Why are there no peace correspondents?
War correspondents are omnipresent on cable news networks—in fact, they're the superstars of TV journalism. Anchors are just a pretty face, perched on swivel chairs and shuffling papers on top of laminate countertops. The war correspondent, however, plays the role of the beautiful, disheveled hero brazenly sending dispatches from a conflict zone.
Compare Anderson Cooper, the fluffy daytime television show host, to Anderson Cooper, reporting live from Kandahar—rolled-up sleeves, wind-swept hair, bombs literally detonating behind him. One of these two versions of Anderson made himself into a superstar — and it's not the one in front of a studio audience, discussing the finer points of “Real Housewives.”
But why are there no peace correspondents? Why can't that superstardom, sex appeal, heroism, and daring reportage focus itself on something more strange, beautiful, and interesting than war— the lack of it?
It's a question that I've been pondering in light of the tenth anniversary of the Iraq War. And I can't help but feel that were the media as dedicated to reporting on peace activism, reconciliation and concord as diligently as they covered the Battle of Fallujah and Operation Shock and Awe, things today would be different.
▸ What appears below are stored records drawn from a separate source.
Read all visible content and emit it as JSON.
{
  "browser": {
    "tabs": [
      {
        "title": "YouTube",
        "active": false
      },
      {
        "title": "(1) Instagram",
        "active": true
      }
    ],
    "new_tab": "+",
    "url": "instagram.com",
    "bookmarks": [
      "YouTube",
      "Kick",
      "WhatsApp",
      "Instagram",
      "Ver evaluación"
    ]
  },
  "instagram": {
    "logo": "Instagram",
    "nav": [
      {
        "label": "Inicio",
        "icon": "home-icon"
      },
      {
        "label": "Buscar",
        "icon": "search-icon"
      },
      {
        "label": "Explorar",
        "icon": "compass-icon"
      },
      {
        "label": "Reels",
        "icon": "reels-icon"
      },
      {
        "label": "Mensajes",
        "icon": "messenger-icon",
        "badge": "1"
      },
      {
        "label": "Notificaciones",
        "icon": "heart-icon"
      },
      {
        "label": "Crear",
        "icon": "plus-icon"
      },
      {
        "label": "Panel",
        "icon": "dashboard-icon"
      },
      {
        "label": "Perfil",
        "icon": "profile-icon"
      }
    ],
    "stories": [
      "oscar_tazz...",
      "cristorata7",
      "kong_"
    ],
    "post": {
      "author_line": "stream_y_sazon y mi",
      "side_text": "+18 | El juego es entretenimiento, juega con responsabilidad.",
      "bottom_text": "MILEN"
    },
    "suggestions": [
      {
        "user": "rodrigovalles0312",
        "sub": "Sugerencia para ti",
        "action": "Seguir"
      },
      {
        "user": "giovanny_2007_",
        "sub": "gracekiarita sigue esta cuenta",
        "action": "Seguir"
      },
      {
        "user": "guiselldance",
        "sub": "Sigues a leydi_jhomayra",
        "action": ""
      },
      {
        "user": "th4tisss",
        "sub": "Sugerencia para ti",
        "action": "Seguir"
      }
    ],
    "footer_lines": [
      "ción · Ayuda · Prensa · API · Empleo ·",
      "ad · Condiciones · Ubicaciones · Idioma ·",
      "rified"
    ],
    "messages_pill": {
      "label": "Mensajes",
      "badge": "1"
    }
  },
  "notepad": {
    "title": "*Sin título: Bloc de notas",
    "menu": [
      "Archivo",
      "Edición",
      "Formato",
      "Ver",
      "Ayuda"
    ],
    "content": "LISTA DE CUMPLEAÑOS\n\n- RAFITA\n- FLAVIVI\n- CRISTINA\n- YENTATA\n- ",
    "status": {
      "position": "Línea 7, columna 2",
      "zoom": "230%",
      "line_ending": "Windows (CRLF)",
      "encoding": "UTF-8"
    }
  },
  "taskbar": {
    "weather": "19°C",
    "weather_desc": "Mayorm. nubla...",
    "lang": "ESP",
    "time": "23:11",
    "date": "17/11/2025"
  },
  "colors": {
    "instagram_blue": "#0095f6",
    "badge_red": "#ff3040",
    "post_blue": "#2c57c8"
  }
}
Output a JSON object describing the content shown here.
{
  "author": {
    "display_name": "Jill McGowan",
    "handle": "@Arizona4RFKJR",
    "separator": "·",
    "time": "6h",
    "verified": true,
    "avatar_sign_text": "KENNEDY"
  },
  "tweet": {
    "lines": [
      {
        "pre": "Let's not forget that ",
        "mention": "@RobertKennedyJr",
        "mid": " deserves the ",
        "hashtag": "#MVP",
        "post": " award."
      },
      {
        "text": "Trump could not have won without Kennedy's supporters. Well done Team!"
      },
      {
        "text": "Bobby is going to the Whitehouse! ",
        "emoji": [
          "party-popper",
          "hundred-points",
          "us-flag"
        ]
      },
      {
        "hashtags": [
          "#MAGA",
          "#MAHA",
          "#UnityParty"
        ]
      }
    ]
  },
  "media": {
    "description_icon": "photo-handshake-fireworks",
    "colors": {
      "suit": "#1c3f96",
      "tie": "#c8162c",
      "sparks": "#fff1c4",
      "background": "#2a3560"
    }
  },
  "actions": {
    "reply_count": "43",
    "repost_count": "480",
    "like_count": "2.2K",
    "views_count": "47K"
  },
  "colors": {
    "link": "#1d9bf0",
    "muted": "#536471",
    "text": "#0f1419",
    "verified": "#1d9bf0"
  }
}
What strikes me about the anniversary of the Iraq War is that it has been downplayed to hell by the media, a stark contrast to the utter genuflection reserved for the tenth anniversary of 9/11. I suppose that remembrance of one terrible morning of terrorism on American soil is much less complicated than processing ten terrible years of devastating bloodshed abroad. But I also think that the media has not made a fuss because of its complicity; everyone knows that it was less of a fourth estate, and more of a cheerleader.
But the media is making another mistake now, by sheepishly look over its shoulder at its errors and then traipsing along as normal. What it needs to do is ask: What can we do differently so that this doesn't happen again?
The answer is adherence to a basic journalistic principle: balance. When war breaks out, the media combusts with enthusiastic and dazzling reportage. But doing so is inherently imbalanced, unless you complement that war journalism with reportage at the same fever pitch for war's foil: peace.
We need peace correspondents—Anderson Coopers that update the public on the status of peace, with as much passion, panache and gravity as they update us on the status of our wars.
We need fewer interviews with five-star military generals on Sunday Morning talk shows, and more interviews with the Mareid Maguires, Leymah Gbowees, and other unsung heros who advocate for concord over conflict.
We need journalists embedded with organizations with Women for Afghan Women, the Free Gaza movement, and Code Pink in addition to U.S. Military units.
When wartime is over, we need reporters to send dispatches from the field, showing what it's like to have families whole and together, lives restored, and money spent on more fruitful endeavors than bloodshed—and how all those gains can all so quickly disappear, as they did ten years ago.
Maybe this is a pipe dream. But if we want things to change, the media needs to take a step back and look a hard look at how it broadcasts war—and the role it plays in perpetuating the bloody course of history.
Erik Lorenzsonn is an editorial intern at The Progressive.